by Staff writer, SF
After nearly seven years of war, Syria has been torn apart. Aleppo, Homs and Hama, the country’s large cities, were targeted and efforts were made to change the demographic composition of Damascus and surrounding areas in order to facilitate the domestication of the capital.
While Turkey was among the first to support the people’s revolution in March 2011, it is one of five countries, along with Iran, Israel, Russia, the United States who now share the trusteeship of this once independent country.
The Assad regime turned a peaceful revolution into an armed conflict. In 2012, the Iranians came to the rescue of the weakening regime. The Russians took over in 2015. It is believed that the war contributed to the growth of the Islamic State (ISIS), as this organization first appeared in Syria, and then expanded to Iraq.
An Arab Weekly article claims that, “In Iraq, it was an excuse for legitimizing the pro-Iranian Popular Mobilization Forces, for destroying the city of Mosul and for forcefully changing the demographics of Iraq. In Syria, it gave the regime an excuse to use chemical weapons and to Hezbollah the excuse to violate Lebanon’s sovereignty and wipe out the borders between Lebanon and Syria. Sectarianism had to triumph.”

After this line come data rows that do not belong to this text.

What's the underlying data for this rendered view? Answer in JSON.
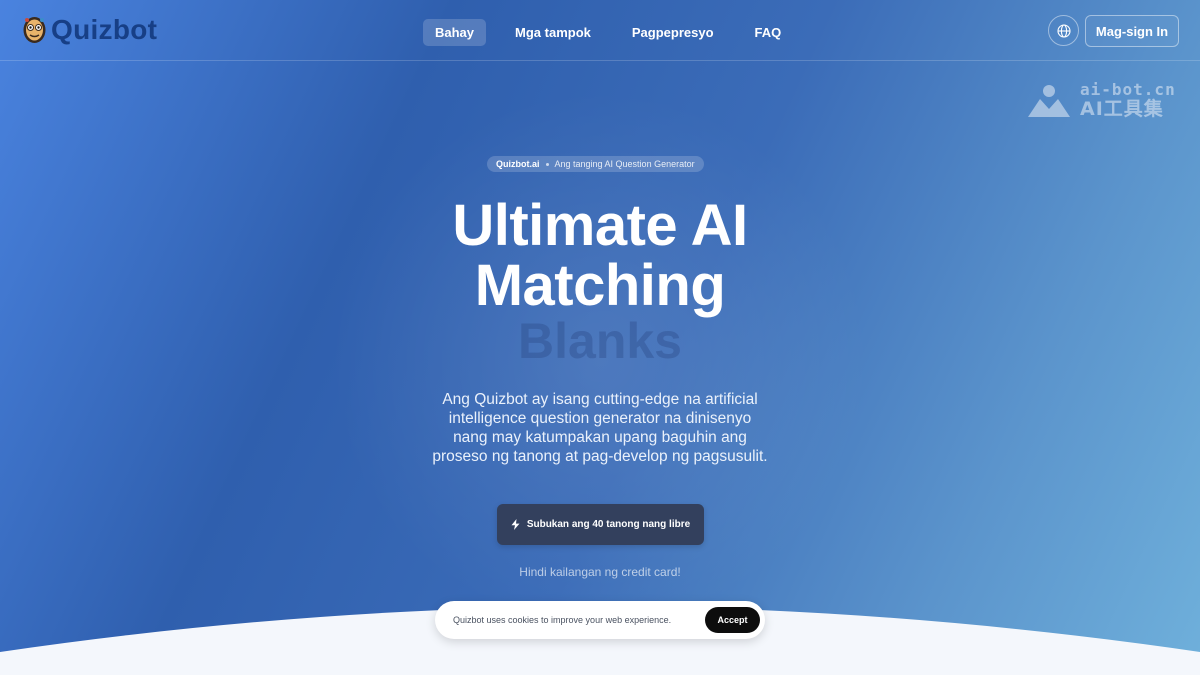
{
  "header": {
    "logo_text": "Quizbot",
    "nav": [
      {
        "label": "Bahay",
        "active": true
      },
      {
        "label": "Mga tampok",
        "active": false
      },
      {
        "label": "Pagpepresyo",
        "active": false
      },
      {
        "label": "FAQ",
        "active": false
      }
    ],
    "language_icon": "globe-icon",
    "signin_label": "Mag-sign In"
  },
  "watermark": {
    "line1": "ai-bot.cn",
    "line2": "AI工具集"
  },
  "hero": {
    "pill_brand": "Quizbot.ai",
    "pill_text": "Ang tanging AI Question Generator",
    "title_line1": "Ultimate AI",
    "title_line2": "Matching",
    "title_ghost": "Blanks",
    "description": "Ang Quizbot ay isang cutting-edge na artificial intelligence question generator na dinisenyo nang may katumpakan upang baguhin ang proseso ng tanong at pag-develop ng pagsusulit.",
    "cta_label": "Subukan ang 40 tanong nang libre",
    "cta_icon": "lightning-icon",
    "note": "Hindi kailangan ng credit card!"
  },
  "cookie": {
    "text": "Quizbot uses cookies to improve your web experience.",
    "accept_label": "Accept"
  },
  "colors": {
    "logo": "#173f86",
    "cta_bg": "#33405d",
    "accept_bg": "#0d0d0d"
  }
}
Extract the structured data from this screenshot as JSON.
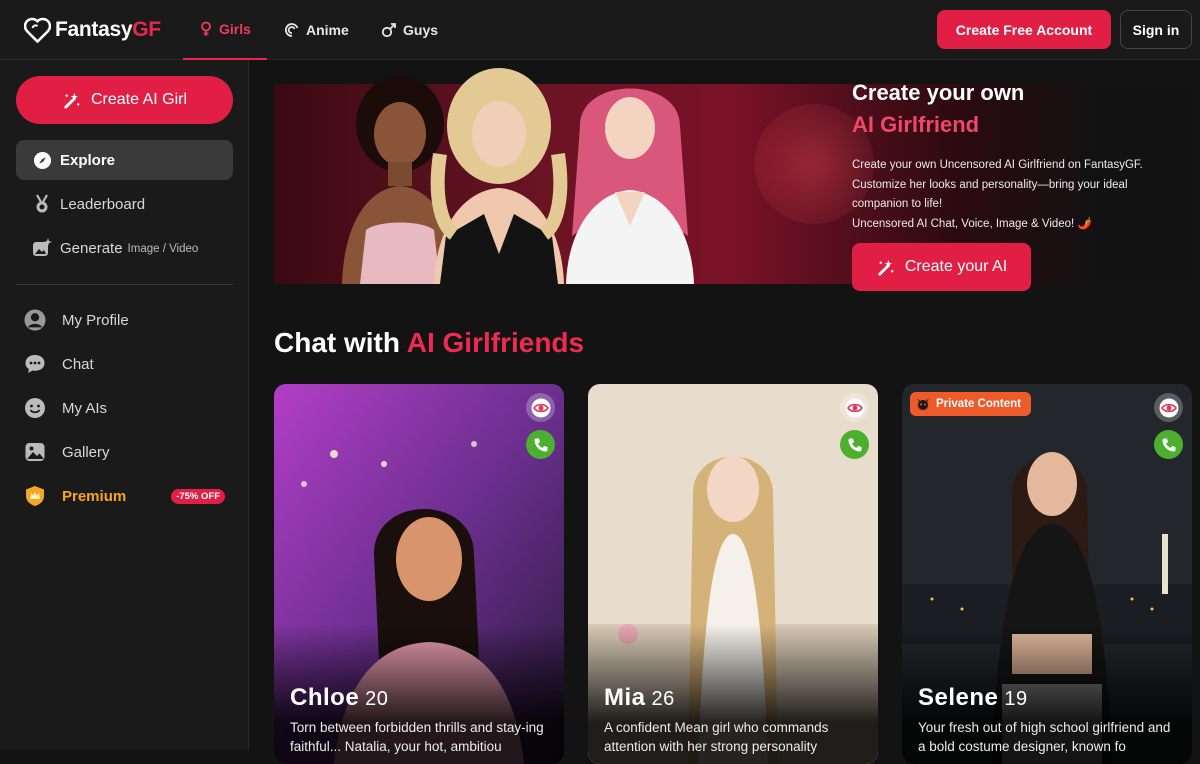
{
  "brand": {
    "name_main": "Fantasy",
    "name_accent": "GF",
    "accent": "#e11f45"
  },
  "nav": {
    "tabs": [
      {
        "label": "Girls",
        "icon": "female-icon",
        "active": true
      },
      {
        "label": "Anime",
        "icon": "swirl-icon",
        "active": false
      },
      {
        "label": "Guys",
        "icon": "male-icon",
        "active": false
      }
    ],
    "create_account": "Create Free Account",
    "sign_in": "Sign in"
  },
  "sidebar": {
    "create_button": "Create AI Girl",
    "items": [
      {
        "label": "Explore",
        "icon": "compass-icon",
        "active": true
      },
      {
        "label": "Leaderboard",
        "icon": "medal-icon"
      },
      {
        "label": "Generate",
        "sub": "Image / Video",
        "icon": "image-sparkle-icon"
      }
    ],
    "account_items": [
      {
        "label": "My Profile",
        "icon": "profile-icon"
      },
      {
        "label": "Chat",
        "icon": "chat-icon"
      },
      {
        "label": "My AIs",
        "icon": "smile-icon"
      },
      {
        "label": "Gallery",
        "icon": "gallery-icon"
      }
    ],
    "premium": {
      "label": "Premium",
      "badge": "-75% OFF",
      "icon": "crown-shield-icon"
    }
  },
  "hero": {
    "title_line1": "Create your own",
    "title_line2": "AI Girlfriend",
    "desc_1": "Create your own Uncensored AI Girlfriend on FantasyGF.",
    "desc_2": "Customize her looks and personality—bring your ideal companion to life!",
    "desc_3": "Uncensored AI Chat, Voice, Image & Video! 🌶️",
    "button": "Create your AI"
  },
  "section": {
    "title_plain": "Chat with ",
    "title_accent": "AI Girlfriends"
  },
  "cards": [
    {
      "name": "Chloe",
      "age": "20",
      "desc": "Torn between forbidden thrills and stay-ing faithful... Natalia, your hot, ambitiou",
      "private": false
    },
    {
      "name": "Mia",
      "age": "26",
      "desc": "A confident Mean girl who commands attention with her strong personality",
      "private": false
    },
    {
      "name": "Selene",
      "age": "19",
      "desc": "Your fresh out of high school girlfriend and a bold costume designer, known fo",
      "private": true,
      "private_label": "Private Content"
    }
  ]
}
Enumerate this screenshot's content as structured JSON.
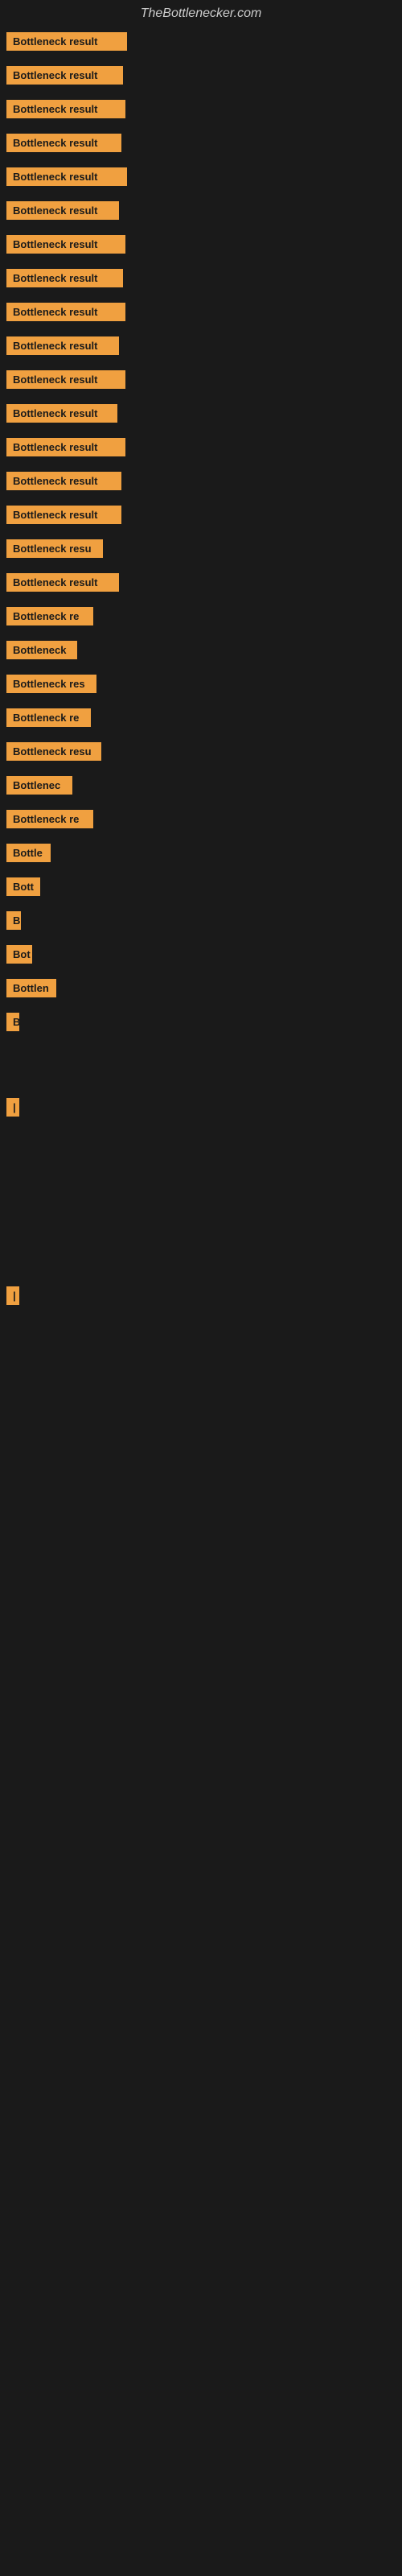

The United States has announced its intention to stay in Syria, and that Russia and the United States are negotiating with Turkey. In fact, US Secretary of State Rex Tillerson said the United States and Turkey share the same objective in Syria.
Iran will make a place for itself in all of this — it has already spent billions of dollars to keep Syrian President Bashar Assad in power in Damascus and to transform that historic and venerable city.
Iran sent a message, when it sent a drone over Israeli territory. Hezbollah has sent similar messages. Hezbollah Secretary-General Hassan Nasrallah has already warned Israel that it will use its missiles to give Lebanon an edge in any negotiations with Israel concerning the offshore gas field in Block 9.
In the summer of 2006, Lebanon was attacked by Hezbollah’s missiles. If Hezbollah had attacked Israel rather than Lebanon, we wouldn’t have UN Resolution 1701 today.
Many believe that Iran is willing to ignite the entire region, and will go to extremes to defend its presence in Syria — even while its presence is unjustified.